Anyway, as the news of the child having fallen into the dry well spread, there was plenty of brouhaha around. The police and the fire-brigade could not do the needful, so the army had to be called in and the brave soldiers got the boy out. Well, I can not say they got him out in no time, but get him out they did. In all, the little one stayed inside the hole for about 50 hours. In fact, he had to celebrate his fourth birthday underground, with the chocolates that were lowered down to him with a rope.
All these events received extensive media coverage, especially over the electronic media. A closed circuit television camera was lowered to where the child was and the images it captured were aired into homes all over the country through numerous television news channels.
Some people even organised prayer meetings, in several parts of the country, for the boy's well being and some of these duly found their way to prime-time television.
I wonder if any of this had a bearing on the facts that the chief minister of Haryana state was present at the site for almost the entire final day of the boy's ordeal and that the Major-General, among the army units commanded by whom was the one the soldiers of which pulled the little boy out, was also present when the boy was actually brought out of the well and he held the boy in his arms long enough for the cameras to take pictures.
The honourable chief minister also announced a compensation of Rs.2,00,000/- (Rupees Two Lakh) for the boy and the Zee TV network offered to pay for the boy's school as well as college education.
Now, this is obviously good for Prince (for that is the boy's nick-name) and might help to secure his and his family's future to a certain extent. However, I suspect there are many people in this country who would readily throw their children into dry wells, provided the government promises the same kind of compensation amount and some benevolent television channel agrees to pay for the education of such children, for the parents often do not have any idea as to how they are going to manage to pay for their and their family's next meal.

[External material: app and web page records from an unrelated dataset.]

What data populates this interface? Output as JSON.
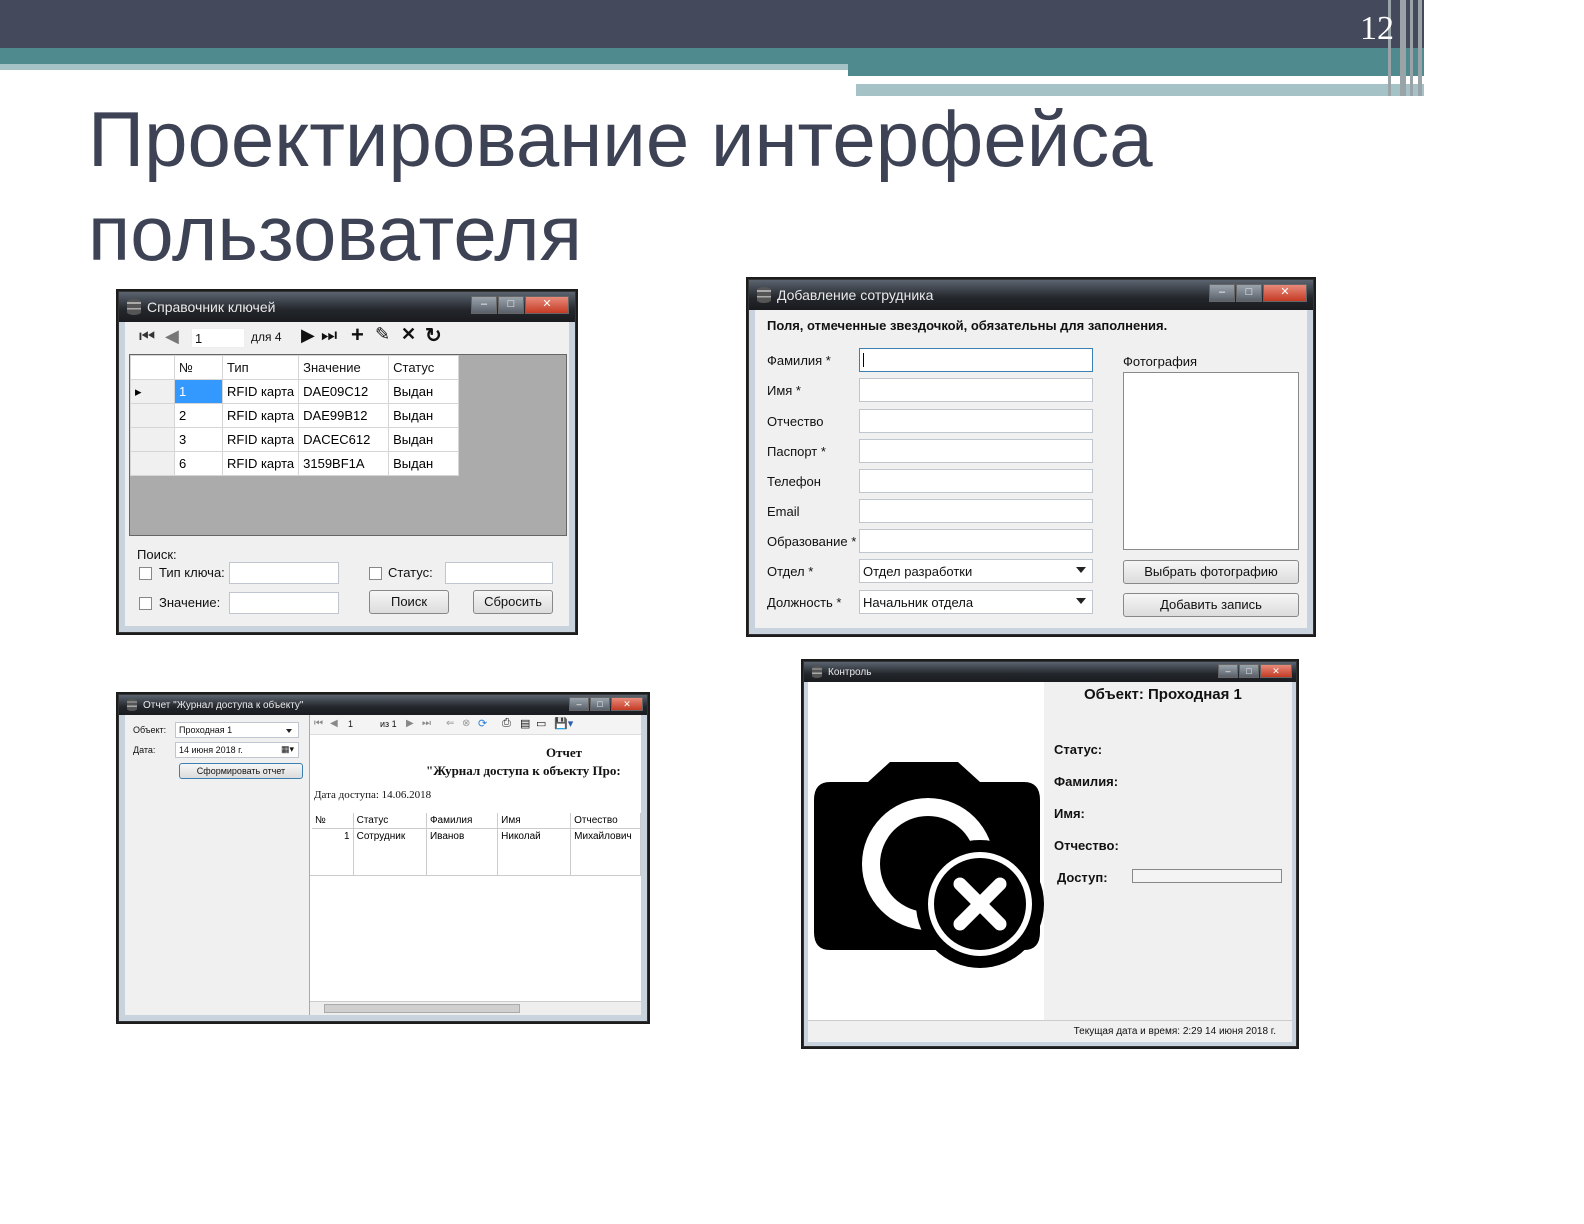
{
  "slide": {
    "number": "12",
    "title": "Проектирование интерфейса пользователя"
  },
  "keys_window": {
    "title": "Справочник ключей",
    "nav": {
      "position": "1",
      "count_label": "для 4"
    },
    "columns": [
      "№",
      "Тип",
      "Значение",
      "Статус"
    ],
    "rows": [
      [
        "1",
        "RFID карта",
        "DAE09C12",
        "Выдан"
      ],
      [
        "2",
        "RFID карта",
        "DAE99B12",
        "Выдан"
      ],
      [
        "3",
        "RFID карта",
        "DACEC612",
        "Выдан"
      ],
      [
        "6",
        "RFID карта",
        "3159BF1A",
        "Выдан"
      ]
    ],
    "search_label": "Поиск:",
    "key_type_label": "Тип ключа:",
    "status_label": "Статус:",
    "value_label": "Значение:",
    "search_button": "Поиск",
    "reset_button": "Сбросить"
  },
  "employee_window": {
    "title": "Добавление сотрудника",
    "hint": "Поля, отмеченные звездочкой, обязательны для заполнения.",
    "fields": {
      "surname": "Фамилия *",
      "name": "Имя *",
      "patronymic": "Отчество",
      "passport": "Паспорт *",
      "phone": "Телефон",
      "email": "Email",
      "education": "Образование *",
      "department": "Отдел *",
      "position": "Должность *"
    },
    "department_value": "Отдел разработки",
    "position_value": "Начальник отдела",
    "photo_label": "Фотография",
    "choose_photo_button": "Выбрать фотографию",
    "add_record_button": "Добавить запись"
  },
  "report_window": {
    "title": "Отчет \"Журнал доступа к объекту\"",
    "object_label": "Объект:",
    "object_value": "Проходная 1",
    "date_label": "Дата:",
    "date_value": "14   июня   2018 г.",
    "generate_button": "Сформировать отчет",
    "page_value": "1",
    "page_of": "из 1",
    "report_heading": "Отчет",
    "report_subheading": "\"Журнал доступа к объекту Про:",
    "access_date": "Дата доступа: 14.06.2018",
    "columns": [
      "№",
      "Статус",
      "Фамилия",
      "Имя",
      "Отчество"
    ],
    "rows": [
      [
        "1",
        "Сотрудник",
        "Иванов",
        "Николай",
        "Михайлович"
      ]
    ]
  },
  "control_window": {
    "title": "Контроль",
    "object_heading": "Объект: Проходная 1",
    "status_label": "Статус:",
    "surname_label": "Фамилия:",
    "name_label": "Имя:",
    "patronymic_label": "Отчество:",
    "access_label": "Доступ:",
    "datetime_label": "Текущая дата и время:  2:29  14 июня 2018 г."
  }
}
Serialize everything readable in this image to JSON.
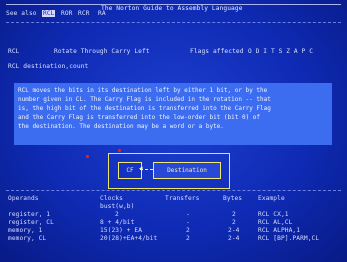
{
  "window": {
    "title": "The Norton Guide to Assembly Language",
    "menu": [
      {
        "label": "See also",
        "selected": false
      },
      {
        "label": "RCL",
        "selected": true
      },
      {
        "label": "ROR",
        "selected": false
      },
      {
        "label": "RCR",
        "selected": false
      },
      {
        "label": "RA",
        "selected": false
      }
    ]
  },
  "instruction": {
    "mnemonic": "RCL",
    "name": "Rotate Through Carry Left",
    "flags_label": "Flags affected",
    "flags_value": "O D I T S Z A P C",
    "syntax": "RCL destination,count",
    "description_lines": [
      "RCL moves the bits in its destination left by either 1 bit, or by the",
      "number given in CL. The Carry Flag is included in the rotation -- that",
      "is, the high bit of the destination is transferred into the Carry Flag",
      "and the Carry Flag is transferred into the low-order bit (bit 0) of",
      "the destination. The destination may be a word or a byte."
    ],
    "diagram": {
      "cf_label": "CF",
      "destination_label": "Destination"
    }
  },
  "table": {
    "headers": {
      "operands": "Operands",
      "clocks": "Clocks",
      "clocks_sub": "bust(w,b)",
      "transfers": "Transfers",
      "bytes": "Bytes",
      "example": "Example"
    },
    "rows": [
      {
        "operands": "register, 1",
        "clocks": "2",
        "transfers": "-",
        "bytes": "2",
        "example": "RCL CX,1"
      },
      {
        "operands": "register, CL",
        "clocks": "8 + 4/bit",
        "transfers": "-",
        "bytes": "2",
        "example": "RCL AL,CL"
      },
      {
        "operands": "memory, 1",
        "clocks": "15(23) + EA",
        "transfers": "2",
        "bytes": "2-4",
        "example": "RCL ALPHA,1"
      },
      {
        "operands": "memory, CL",
        "clocks": "20(28)+EA+4/bit",
        "transfers": "2",
        "bytes": "2-4",
        "example": "RCL [BP].PARM,CL"
      }
    ]
  },
  "colors": {
    "background": "#1d3fd0",
    "text": "#d8e0ff",
    "highlight_panel": "#3c6cf0",
    "diagram": "#f0e978",
    "accent": "#d52c3a"
  }
}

In fact, I have been unemployed for the past four months and would gladly jump into a dry well if the army would pull me out and the government would give me two lakh rupees as compensation, even if the government decides to tax the compensation amount as it plans to do in the case of the Mumbai train bomb blast victims. I could do without the free education though, as I already have a post-graduate degree, and would be grateful if the television channel desirous of paying for it could just give me cash instead!
It is more than likely that many others among the hundereds of thousands of educated, unemployed youth in this country would choose to do the same, if given a chance.